How to Etch Wine Glasses
We can’t wait to show you how to etch wine glasses. It’s so easy, especially with the help of your die cutting machine. Etching on glass allows you to add a design that is permanent. Yes, permanent!
More and more people are getting into etching and we’re really excited about that because etching glass is so much fun! We will show you how to make stencils with Cricut and then use those stencils so you can stencil glass at home.
Want to add vinyl to your wine glasses instead? We’ll show you how!
How to Etch Wine Glasses
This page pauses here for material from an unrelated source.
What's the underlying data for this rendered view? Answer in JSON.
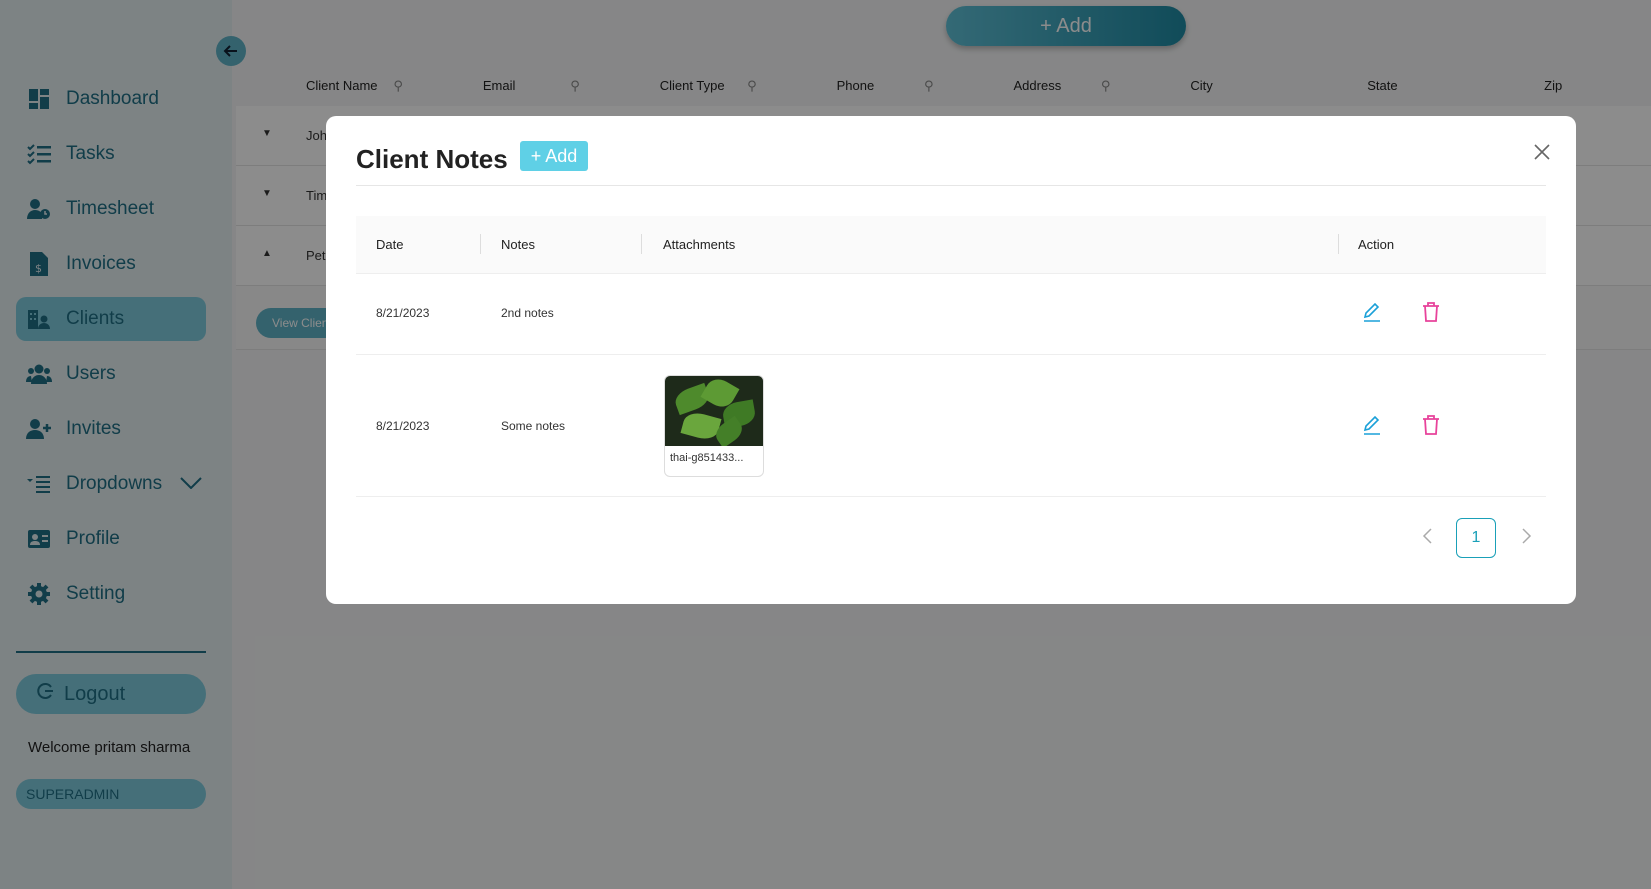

We will give you all of the etching tips and tricks you need to have a successful etching beginner project. This is also a fun Cricut tutorial about how to make stencils too!
Materials we’re using:
- Etchall Etching Cream
- Vinyl Gloves
- Alcohol Pump Bottles
- Masking Paper Transfer Tape
- Masking Tape
- Cricut StandardGrip Mat
- Jumbo Craft Sticks
- Wine Glasses
We are using a standard stemless wine glass for this project. It’s about 5 inches tall and holds 15 ounces.
For the vinyl, you can use any basic adhesive vinyl for the stencil. We just grab some scrap vinyl or some leftover in a color that we’re not likely to use in a future project.
When it comes to using the etching cream, please read all of the instructions that come with this product.
Be sure to put on gloves before using the etching cream. If it can eat through glass in 15 minutes, it will also eat your skin. Use with care.
Creating the stencil:
To create our design, we have pulled in 2 cut files and welded them together. We measured the wine glass to determine how large we wanted the design to be and sized it to fit the glass.
We are using the Camper cut file and the Happy Camper cut file from here on Makers Gonna Learn.
Since we’re using regular vinyl as a stencil, we don’t need to mirror. We do want some extra space around our design though to allow space to put on the etching cream without worry. We like about 1/2 to 1 inch around our design.
Cut out your stencil with your Cricut machine.
Remember to burnish the vinyl to the mat before weeding.
You’re going to weed the opposite parts that you usually do. Remember, this is being used as a stencil. So, you want to weed away anything where the etching cream will be doing its job.
Apply the transfer tape. Burnish.
Flip mat over and remove the mat from the vinyl. Burnish again from the back to ensure that you’ve got really good adhesion.
Applying the stencil:
It’s really important to place your stencil on a clean surface. Use rubbing alcohol on a paper towel to clean away any oils from your fingers, dust, and debris that can not only interfere with your stencil sticking well, but can also interfere with the etching process.
Since we’re placing the vinyl onto a curved surface, we are cutting slits all around the design. Be sure not to cut into or too close to your design as you don’t want any etching cream seeping under.
Place your design on the glass. As we place it, we like to push from the center out to remove any bubbles.
Take off the transfer tape. Work out any bubbles that are close to the design. Use your thumbnail and press hard to get them out. You don’t want any cream to get underneath and ruin your design.
If there are any cuts from the slits we made that are now encroaching on the design, be sure to cover over them with masking tape.
Using the etching cream:
Apply the etching cream with a craft stick over your design. Remember that it will etch anywhere it touches so use care not to splash it on other parts of the glass.
We don’t like to “rub” the etching cream on because then we might accidentally move the stencil and get cream under. Instead, we sort of pat it on.
Let it sit for 15 minutes where no one will touch it and it won’t roll around. We like to use a roll of masking tape as a “holder” for the glass.
After 15-20 minutes, remove the etching cream from the glass using your gloved fingers or the craft stick. Put it back in the jar because it’s reusable. Another great reason to have excess vinyl around the design is so you don’t have to be as careful when you remove the excess.
Rinse. Remove vinyl. We like to do this at the sink in case there is any excess that we need to rinse after taking the vinyl off.
To care for your glass, simply follow the washing instructions for the glass. If it was dishwasher safe before etching, it’s still dishwasher safe.
Tanner, Courtney, and the rest of the Makers Gonna Learn Team are all here because we love die-cutting and especially love sharing fun projects and tutorials with fellow makers. We are all great friends and are always having a blast when we are together- you will see this on camera, especially during live streams! We are here to inspire and support you in your crafting journey!